##### Records supplied #####

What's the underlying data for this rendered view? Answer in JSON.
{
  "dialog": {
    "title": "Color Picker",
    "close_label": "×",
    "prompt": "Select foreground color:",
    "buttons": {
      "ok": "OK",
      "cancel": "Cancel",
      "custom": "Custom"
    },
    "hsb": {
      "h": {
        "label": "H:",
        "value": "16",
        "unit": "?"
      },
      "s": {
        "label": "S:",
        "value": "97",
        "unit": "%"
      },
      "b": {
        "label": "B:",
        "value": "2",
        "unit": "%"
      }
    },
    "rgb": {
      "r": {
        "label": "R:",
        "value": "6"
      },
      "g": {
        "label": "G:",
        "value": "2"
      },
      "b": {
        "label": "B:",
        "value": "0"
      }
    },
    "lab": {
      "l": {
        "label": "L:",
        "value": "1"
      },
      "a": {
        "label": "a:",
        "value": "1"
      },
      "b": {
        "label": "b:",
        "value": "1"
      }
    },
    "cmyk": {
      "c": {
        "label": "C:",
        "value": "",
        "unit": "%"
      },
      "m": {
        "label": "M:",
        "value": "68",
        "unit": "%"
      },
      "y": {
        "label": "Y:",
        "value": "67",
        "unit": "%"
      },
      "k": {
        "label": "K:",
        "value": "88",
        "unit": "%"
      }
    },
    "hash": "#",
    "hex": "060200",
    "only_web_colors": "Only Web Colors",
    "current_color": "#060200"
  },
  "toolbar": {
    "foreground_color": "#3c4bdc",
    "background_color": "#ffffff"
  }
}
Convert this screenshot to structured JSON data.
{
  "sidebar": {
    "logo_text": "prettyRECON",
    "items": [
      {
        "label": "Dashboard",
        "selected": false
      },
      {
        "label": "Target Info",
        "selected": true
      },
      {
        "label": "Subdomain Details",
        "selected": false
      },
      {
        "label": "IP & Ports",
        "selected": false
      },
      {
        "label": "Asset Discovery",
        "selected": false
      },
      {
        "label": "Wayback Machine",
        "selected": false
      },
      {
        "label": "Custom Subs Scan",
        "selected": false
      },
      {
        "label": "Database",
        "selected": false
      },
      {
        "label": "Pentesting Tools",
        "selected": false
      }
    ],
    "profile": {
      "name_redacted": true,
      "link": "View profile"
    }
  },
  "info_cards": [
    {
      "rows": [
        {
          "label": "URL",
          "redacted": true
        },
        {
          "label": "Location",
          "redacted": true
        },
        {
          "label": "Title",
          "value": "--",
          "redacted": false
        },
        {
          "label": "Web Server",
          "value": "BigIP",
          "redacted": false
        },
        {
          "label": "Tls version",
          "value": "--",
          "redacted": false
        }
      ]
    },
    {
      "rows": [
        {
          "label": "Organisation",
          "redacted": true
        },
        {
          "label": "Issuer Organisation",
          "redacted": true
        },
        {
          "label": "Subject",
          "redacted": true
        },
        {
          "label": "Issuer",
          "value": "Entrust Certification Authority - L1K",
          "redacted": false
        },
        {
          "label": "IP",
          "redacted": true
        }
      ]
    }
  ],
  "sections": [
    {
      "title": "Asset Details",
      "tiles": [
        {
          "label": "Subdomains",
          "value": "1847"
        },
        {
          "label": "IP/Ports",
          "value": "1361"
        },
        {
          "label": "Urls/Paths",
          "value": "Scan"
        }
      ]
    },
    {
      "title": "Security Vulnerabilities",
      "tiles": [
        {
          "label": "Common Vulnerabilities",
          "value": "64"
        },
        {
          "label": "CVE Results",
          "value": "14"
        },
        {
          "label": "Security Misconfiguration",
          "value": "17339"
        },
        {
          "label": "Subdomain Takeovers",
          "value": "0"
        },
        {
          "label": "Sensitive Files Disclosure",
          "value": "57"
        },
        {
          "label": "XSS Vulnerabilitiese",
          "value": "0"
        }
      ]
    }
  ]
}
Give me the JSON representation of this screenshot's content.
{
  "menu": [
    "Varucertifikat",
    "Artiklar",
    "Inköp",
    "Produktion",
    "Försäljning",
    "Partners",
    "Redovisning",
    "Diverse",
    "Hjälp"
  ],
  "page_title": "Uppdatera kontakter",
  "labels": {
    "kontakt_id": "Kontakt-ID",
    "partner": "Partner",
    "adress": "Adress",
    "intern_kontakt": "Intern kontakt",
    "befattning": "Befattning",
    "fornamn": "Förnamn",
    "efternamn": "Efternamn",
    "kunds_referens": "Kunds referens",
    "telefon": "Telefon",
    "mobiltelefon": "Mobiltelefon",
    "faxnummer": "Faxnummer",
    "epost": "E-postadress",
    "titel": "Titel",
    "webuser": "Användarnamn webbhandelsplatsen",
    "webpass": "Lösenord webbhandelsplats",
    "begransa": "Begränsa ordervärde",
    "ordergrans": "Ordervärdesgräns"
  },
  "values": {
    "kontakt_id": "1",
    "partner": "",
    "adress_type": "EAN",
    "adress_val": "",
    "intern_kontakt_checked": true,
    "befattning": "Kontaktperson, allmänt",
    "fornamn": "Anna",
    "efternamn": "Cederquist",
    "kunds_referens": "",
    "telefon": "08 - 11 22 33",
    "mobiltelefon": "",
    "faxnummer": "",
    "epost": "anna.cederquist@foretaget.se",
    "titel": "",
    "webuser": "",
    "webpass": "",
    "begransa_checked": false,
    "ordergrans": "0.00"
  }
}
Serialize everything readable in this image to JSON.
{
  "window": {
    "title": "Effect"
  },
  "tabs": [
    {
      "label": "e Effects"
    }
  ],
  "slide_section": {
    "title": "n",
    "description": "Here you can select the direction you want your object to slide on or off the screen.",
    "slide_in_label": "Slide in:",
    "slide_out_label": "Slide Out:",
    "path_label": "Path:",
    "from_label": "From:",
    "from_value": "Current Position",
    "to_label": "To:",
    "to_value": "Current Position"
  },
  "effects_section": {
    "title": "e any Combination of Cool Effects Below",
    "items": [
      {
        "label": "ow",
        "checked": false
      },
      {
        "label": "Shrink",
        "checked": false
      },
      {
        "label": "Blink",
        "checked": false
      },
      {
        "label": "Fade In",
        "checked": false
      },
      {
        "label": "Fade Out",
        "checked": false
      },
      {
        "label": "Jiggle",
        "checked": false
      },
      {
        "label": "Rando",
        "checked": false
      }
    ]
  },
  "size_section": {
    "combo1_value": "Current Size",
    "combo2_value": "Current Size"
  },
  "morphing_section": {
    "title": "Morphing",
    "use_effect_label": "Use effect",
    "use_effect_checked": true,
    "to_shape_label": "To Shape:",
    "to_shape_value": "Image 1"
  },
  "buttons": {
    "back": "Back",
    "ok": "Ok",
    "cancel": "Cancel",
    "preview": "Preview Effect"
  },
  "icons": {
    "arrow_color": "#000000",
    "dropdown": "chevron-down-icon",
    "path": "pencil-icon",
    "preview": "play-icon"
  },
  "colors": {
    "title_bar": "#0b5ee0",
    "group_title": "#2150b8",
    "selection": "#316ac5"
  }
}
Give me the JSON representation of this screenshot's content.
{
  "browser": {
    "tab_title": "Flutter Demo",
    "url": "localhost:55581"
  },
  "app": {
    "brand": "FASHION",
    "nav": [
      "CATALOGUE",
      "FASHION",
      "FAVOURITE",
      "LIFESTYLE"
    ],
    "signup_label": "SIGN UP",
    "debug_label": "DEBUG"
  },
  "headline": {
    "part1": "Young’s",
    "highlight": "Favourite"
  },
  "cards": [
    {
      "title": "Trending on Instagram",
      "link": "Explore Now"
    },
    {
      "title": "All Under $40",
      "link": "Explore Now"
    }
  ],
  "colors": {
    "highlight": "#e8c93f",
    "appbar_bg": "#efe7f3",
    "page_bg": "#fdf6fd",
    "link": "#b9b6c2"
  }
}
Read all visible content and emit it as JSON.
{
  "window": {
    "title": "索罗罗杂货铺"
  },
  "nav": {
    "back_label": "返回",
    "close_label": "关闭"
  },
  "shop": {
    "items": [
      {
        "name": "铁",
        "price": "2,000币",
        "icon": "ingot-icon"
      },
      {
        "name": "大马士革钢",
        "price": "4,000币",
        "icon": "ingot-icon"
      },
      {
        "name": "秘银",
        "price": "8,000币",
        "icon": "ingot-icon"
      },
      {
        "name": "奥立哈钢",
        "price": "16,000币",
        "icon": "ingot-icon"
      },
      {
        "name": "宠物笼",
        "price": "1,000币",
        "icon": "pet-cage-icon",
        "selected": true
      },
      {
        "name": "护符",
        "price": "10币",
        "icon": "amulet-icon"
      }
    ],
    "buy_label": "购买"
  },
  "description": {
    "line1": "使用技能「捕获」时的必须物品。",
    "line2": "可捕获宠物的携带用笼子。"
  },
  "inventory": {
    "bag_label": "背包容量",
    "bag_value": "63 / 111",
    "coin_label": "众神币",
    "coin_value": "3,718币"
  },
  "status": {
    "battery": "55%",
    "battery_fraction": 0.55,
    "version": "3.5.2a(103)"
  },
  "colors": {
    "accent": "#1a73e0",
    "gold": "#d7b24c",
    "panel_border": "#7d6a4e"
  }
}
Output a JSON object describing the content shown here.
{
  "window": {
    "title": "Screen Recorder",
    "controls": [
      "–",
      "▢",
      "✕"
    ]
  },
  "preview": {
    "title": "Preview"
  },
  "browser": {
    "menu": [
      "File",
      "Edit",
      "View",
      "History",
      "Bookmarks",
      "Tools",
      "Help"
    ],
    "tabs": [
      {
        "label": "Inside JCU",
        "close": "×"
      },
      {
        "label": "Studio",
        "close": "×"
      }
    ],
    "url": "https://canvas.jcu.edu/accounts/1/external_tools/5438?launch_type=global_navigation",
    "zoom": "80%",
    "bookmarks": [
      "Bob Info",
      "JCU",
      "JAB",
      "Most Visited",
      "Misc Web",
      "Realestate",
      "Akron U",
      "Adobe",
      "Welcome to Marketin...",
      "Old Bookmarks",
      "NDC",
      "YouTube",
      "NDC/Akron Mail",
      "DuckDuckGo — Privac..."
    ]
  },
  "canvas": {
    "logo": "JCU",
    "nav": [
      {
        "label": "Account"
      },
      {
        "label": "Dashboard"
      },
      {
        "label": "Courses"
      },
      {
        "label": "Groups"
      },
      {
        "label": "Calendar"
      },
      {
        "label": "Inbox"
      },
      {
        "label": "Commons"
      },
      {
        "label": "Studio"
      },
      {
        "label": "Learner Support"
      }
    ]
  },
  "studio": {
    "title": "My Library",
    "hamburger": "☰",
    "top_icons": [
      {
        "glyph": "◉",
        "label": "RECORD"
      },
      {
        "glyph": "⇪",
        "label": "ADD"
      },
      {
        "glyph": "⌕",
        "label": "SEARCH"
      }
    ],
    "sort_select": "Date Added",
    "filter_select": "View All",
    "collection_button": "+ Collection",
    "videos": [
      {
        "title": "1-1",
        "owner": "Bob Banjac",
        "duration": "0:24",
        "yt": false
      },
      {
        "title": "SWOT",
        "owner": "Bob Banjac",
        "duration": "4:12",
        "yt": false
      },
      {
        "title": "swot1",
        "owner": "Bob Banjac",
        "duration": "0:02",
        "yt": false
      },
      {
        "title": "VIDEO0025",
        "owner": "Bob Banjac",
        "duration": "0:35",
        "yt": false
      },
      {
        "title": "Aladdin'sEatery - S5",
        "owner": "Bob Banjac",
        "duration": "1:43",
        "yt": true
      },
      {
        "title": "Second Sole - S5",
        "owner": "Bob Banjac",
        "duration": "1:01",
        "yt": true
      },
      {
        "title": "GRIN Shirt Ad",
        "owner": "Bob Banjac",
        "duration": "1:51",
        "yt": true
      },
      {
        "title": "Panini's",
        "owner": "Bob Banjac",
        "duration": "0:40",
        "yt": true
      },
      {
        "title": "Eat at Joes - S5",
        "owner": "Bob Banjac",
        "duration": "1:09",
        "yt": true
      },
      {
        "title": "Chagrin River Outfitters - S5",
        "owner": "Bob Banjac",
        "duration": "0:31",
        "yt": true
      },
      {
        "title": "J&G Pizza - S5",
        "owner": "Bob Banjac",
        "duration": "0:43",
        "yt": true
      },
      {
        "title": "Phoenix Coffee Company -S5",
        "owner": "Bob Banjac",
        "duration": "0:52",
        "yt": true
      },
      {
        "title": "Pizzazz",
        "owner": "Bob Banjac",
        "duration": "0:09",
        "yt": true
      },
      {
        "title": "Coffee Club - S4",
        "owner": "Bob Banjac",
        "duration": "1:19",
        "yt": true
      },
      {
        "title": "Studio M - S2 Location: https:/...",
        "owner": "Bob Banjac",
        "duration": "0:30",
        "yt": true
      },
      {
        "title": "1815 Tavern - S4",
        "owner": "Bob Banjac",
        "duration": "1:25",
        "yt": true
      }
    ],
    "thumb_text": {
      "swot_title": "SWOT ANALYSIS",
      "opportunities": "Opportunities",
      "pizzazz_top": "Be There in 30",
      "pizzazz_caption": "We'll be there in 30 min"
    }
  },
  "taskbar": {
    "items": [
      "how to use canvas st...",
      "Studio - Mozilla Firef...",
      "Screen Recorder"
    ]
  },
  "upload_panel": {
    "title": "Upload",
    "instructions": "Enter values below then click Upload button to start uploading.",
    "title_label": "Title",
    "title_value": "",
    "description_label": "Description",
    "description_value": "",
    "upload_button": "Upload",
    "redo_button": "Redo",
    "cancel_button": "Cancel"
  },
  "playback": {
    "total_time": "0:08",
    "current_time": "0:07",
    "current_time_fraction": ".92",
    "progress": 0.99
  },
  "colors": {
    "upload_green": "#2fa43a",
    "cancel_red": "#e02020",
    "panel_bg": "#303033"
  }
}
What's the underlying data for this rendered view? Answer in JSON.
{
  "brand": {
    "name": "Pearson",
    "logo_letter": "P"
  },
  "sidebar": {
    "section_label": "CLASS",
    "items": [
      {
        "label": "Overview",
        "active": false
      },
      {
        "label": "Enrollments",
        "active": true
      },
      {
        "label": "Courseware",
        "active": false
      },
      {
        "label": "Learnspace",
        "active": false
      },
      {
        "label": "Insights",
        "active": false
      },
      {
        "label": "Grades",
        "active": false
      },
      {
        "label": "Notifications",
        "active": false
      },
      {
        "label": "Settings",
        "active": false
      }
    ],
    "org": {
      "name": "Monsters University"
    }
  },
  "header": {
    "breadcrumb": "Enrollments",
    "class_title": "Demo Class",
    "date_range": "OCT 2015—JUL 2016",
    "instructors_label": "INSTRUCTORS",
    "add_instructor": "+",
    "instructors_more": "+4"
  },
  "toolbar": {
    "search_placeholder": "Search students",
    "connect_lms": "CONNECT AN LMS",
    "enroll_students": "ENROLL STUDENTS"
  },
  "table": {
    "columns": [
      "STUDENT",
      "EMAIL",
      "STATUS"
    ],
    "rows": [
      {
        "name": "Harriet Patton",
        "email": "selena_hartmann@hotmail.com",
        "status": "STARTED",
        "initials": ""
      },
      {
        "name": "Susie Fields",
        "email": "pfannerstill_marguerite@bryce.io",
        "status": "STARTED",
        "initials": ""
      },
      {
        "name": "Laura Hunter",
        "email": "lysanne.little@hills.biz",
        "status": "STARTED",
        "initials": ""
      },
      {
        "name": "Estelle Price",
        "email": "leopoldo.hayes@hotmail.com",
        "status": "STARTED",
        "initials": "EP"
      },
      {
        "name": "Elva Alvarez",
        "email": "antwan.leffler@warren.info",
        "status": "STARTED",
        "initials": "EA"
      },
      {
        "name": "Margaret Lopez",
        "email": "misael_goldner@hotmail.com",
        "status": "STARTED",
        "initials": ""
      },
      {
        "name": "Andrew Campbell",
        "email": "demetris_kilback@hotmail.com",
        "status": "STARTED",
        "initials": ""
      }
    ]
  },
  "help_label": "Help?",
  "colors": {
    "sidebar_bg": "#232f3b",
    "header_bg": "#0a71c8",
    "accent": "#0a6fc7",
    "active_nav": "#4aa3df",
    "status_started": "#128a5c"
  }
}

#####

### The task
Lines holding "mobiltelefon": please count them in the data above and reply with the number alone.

### Solution to this task
2